Now that we’re all settled in, I’ll dispense with a few ground rules, generalities, and disclaimers, e.g., the fact that broadcast rights do expire, so some of these films admittedly changed hands over the years. Regardless of when I first saw a particular movie, the TV Guide clipping on my card may date from my married life, after I got cable TV and caught many of them again on, say, TNT, so although I may know in my heart that a specific film used to air on a specific station, I’m keeping it honest by relying on the documentation rather than my memory. Finally, at the risk of stating the obvious, this may be the silliest idea for a post I’ve had yet, but after all the hours I have spent assembling the information, I’ll be damned if I’m going to waste it!
With that out of the way, let’s kick off with WNEW, which was of course the home (at least in the New York area) of Creature Features, then running on Saturday nights from 8:30 to 10:00, and since my bedtime was 9:00 when I was a youngster, seeing it in its entirety was usually beyond my reach. If I was lucky, I was able to con Mom into giving me special permission to stay up for an extra half hour, and I might reasonably have been expected to become either an actor or a lawyer for all of the passion with which I argued in favor of that week’s giant monster, walking corpse, ghostly apparition, or whatever. I can’t tell you how many genre films I saw the first third or two-thirds of, some of which I probably never did see all the way through.

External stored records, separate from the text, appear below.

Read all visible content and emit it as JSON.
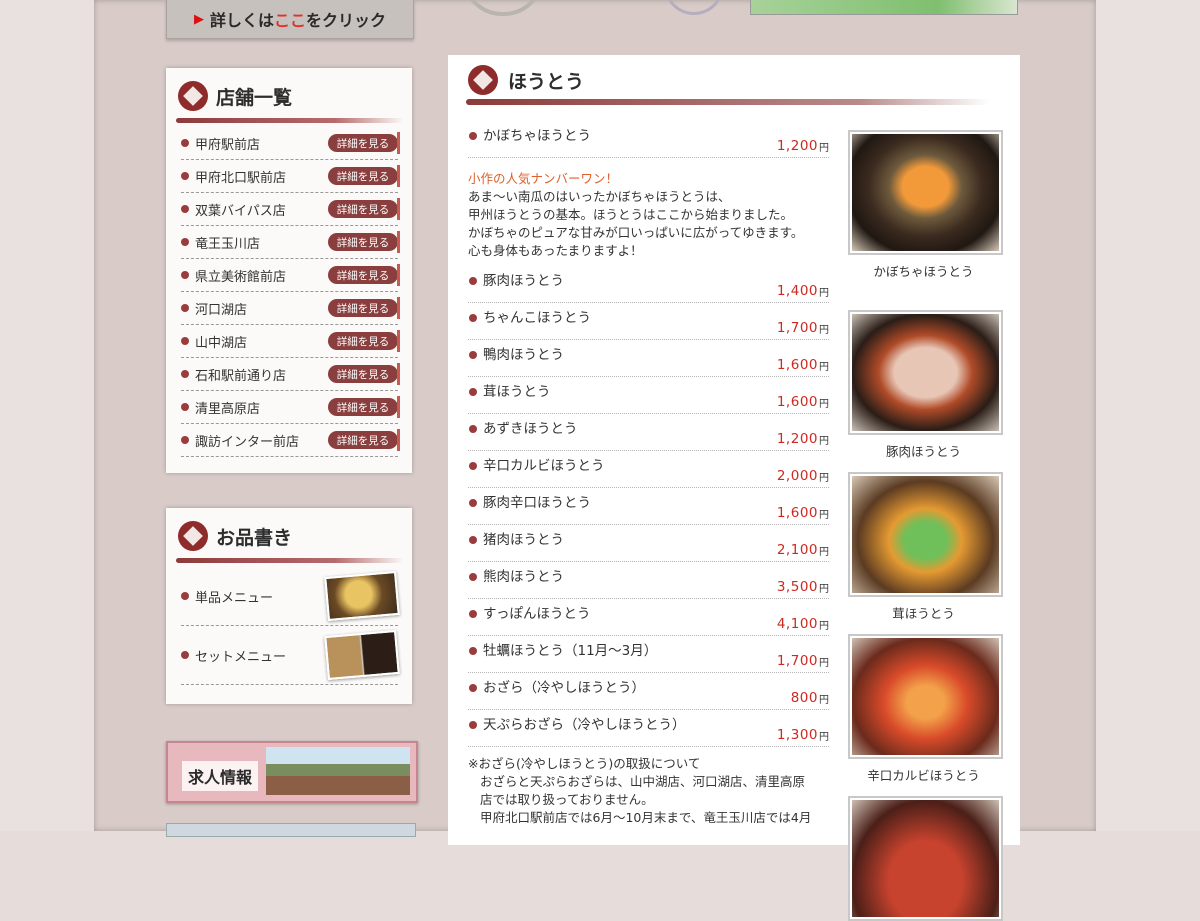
{
  "top_banner": {
    "prefix": "詳しくは",
    "highlight": "ここ",
    "suffix": "をクリック"
  },
  "stores": {
    "title": "店舗一覧",
    "detail_label": "詳細を見る",
    "items": [
      "甲府駅前店",
      "甲府北口駅前店",
      "双葉バイパス店",
      "竜王玉川店",
      "県立美術館前店",
      "河口湖店",
      "山中湖店",
      "石和駅前通り店",
      "清里高原店",
      "諏訪インター前店"
    ]
  },
  "oshinagaki": {
    "title": "お品書き",
    "items": [
      "単品メニュー",
      "セットメニュー"
    ]
  },
  "job_banner": {
    "label": "求人情報"
  },
  "main": {
    "title": "ほうとう",
    "yen": "円",
    "first_item": {
      "name": "かぼちゃほうとう",
      "price": "1,200"
    },
    "description": {
      "catch": "小作の人気ナンバーワン！",
      "lines": [
        "あま〜い南瓜のはいったかぼちゃほうとうは、",
        "甲州ほうとうの基本。ほうとうはここから始まりました。",
        "かぼちゃのピュアな甘みが口いっぱいに広がってゆきます。",
        "心も身体もあったまりますよ！"
      ]
    },
    "items": [
      {
        "name": "豚肉ほうとう",
        "price": "1,400"
      },
      {
        "name": "ちゃんこほうとう",
        "price": "1,700"
      },
      {
        "name": "鴨肉ほうとう",
        "price": "1,600"
      },
      {
        "name": "茸ほうとう",
        "price": "1,600"
      },
      {
        "name": "あずきほうとう",
        "price": "1,200"
      },
      {
        "name": "辛口カルビほうとう",
        "price": "2,000"
      },
      {
        "name": "豚肉辛口ほうとう",
        "price": "1,600"
      },
      {
        "name": "猪肉ほうとう",
        "price": "2,100"
      },
      {
        "name": "熊肉ほうとう",
        "price": "3,500"
      },
      {
        "name": "すっぽんほうとう",
        "price": "4,100"
      },
      {
        "name": "牡蠣ほうとう（11月〜3月）",
        "price": "1,700"
      },
      {
        "name": "おざら（冷やしほうとう）",
        "price": "800"
      },
      {
        "name": "天ぷらおざら（冷やしほうとう）",
        "price": "1,300"
      }
    ],
    "note": {
      "heading": "※おざら(冷やしほうとう)の取扱について",
      "lines": [
        "おざらと天ぷらおざらは、山中湖店、河口湖店、清里高原",
        "店では取り扱っておりません。",
        "甲府北口駅前店では6月〜10月末まで、竜王玉川店では4月"
      ]
    },
    "photo_captions": [
      "かぼちゃほうとう",
      "豚肉ほうとう",
      "茸ほうとう",
      "辛口カルビほうとう"
    ]
  }
}
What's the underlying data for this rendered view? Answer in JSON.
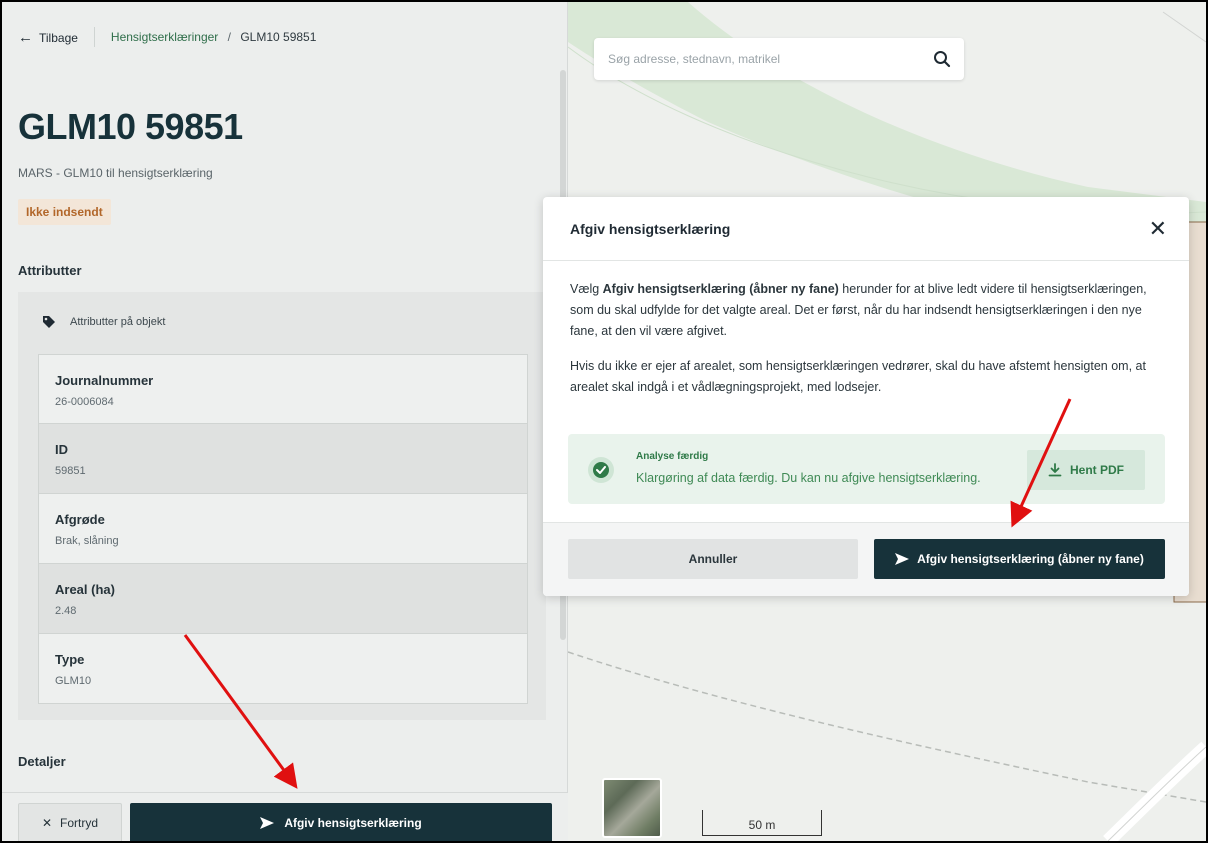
{
  "topbar": {
    "back_label": "Tilbage",
    "breadcrumb_link": "Hensigtserklæringer",
    "breadcrumb_sep": "/",
    "breadcrumb_current": "GLM10 59851"
  },
  "header": {
    "title": "GLM10 59851",
    "subtitle": "MARS - GLM10 til hensigtserklæring",
    "status_badge": "Ikke indsendt"
  },
  "attributes": {
    "section_title": "Attributter",
    "card_title": "Attributter på objekt",
    "rows": [
      {
        "label": "Journalnummer",
        "value": "26-0006084"
      },
      {
        "label": "ID",
        "value": "59851"
      },
      {
        "label": "Afgrøde",
        "value": "Brak, slåning"
      },
      {
        "label": "Areal (ha)",
        "value": "2.48"
      },
      {
        "label": "Type",
        "value": "GLM10"
      }
    ]
  },
  "details": {
    "section_title": "Detaljer"
  },
  "panel_actions": {
    "cancel_label": "Fortryd",
    "submit_label": "Afgiv hensigtserklæring"
  },
  "map": {
    "search_placeholder": "Søg adresse, stednavn, matrikel",
    "scale_label": "50 m"
  },
  "modal": {
    "title": "Afgiv hensigtserklæring",
    "p1_pre": "Vælg ",
    "p1_bold": "Afgiv hensigtserklæring (åbner ny fane)",
    "p1_post": " herunder for at blive ledt videre til hensigtserklæringen, som du skal udfylde for det valgte areal. Det er først, når du har indsendt hensigtserklæringen i den nye fane, at den vil være afgivet.",
    "p2": "Hvis du ikke er ejer af arealet, som hensigtserklæringen vedrører, skal du have afstemt hensigten om, at arealet skal indgå i et vådlægningsprojekt, med lodsejer.",
    "analysis_title": "Analyse færdig",
    "analysis_text": "Klargøring af data færdig. Du kan nu afgive hensigtserklæring.",
    "pdf_label": "Hent PDF",
    "cancel_label": "Annuller",
    "submit_label": "Afgiv hensigtserklæring (åbner ny fane)"
  },
  "colors": {
    "primary_dark": "#17323a",
    "success": "#2f7a48",
    "warning_text": "#b2672a",
    "annotation_arrow": "#e01010"
  }
}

I can’t swear to it, but I believe sometime WNEW offerings The Atomic Submarine, Curse of the Faceless Man, Death Curse of Tartu, House on Haunted Hill, Kronos, The Maze, and Them! were all shown on Creature Features, and since the show took its theme music from It Came from Outer Space, it seems safe to assume Jack Arnold’s classic was represented as well. Although generally light on genre films from outside the English-speaking world (e.g., Count Dracula’s Great Love, Godzilla on Monster Island, Terror Beneath the Sea), WNEW seemed to lean toward those from Italy. These included The Horrible Dr. Hichcock, Horror Castle, Nightmare Castle, Planet on the Prowl, Planets Against Us, The Psychic (which I don’t even remember seeing, but there’s my card to prove it), and Slaughter of the Vampires.
This is naturally unquantifiable, but WNEW somehow seemed the most benign of the three, and also was willing to reach across the Pond more often than most. They showed many efforts from England’s Hammer Films (The Devil’s Own, Kiss of Evil, The Lost Continent, The Mummy, To Love a Vampire, X the Unknown, and various Dracula and Frankenstein films) and Amicus Productions (The Deadly Bees plus several of their trademark anthology films). Producer Richard Gordon was especially well represented with Corridors of Blood, Curse of the Voodoo, Devil Doll, Fiend Without a Face, First Man into Space, The Haunted Strangler, Horror Hospital, The Projected Man, and the German import Cave of the Living Dead, which he “presented” in the U.S.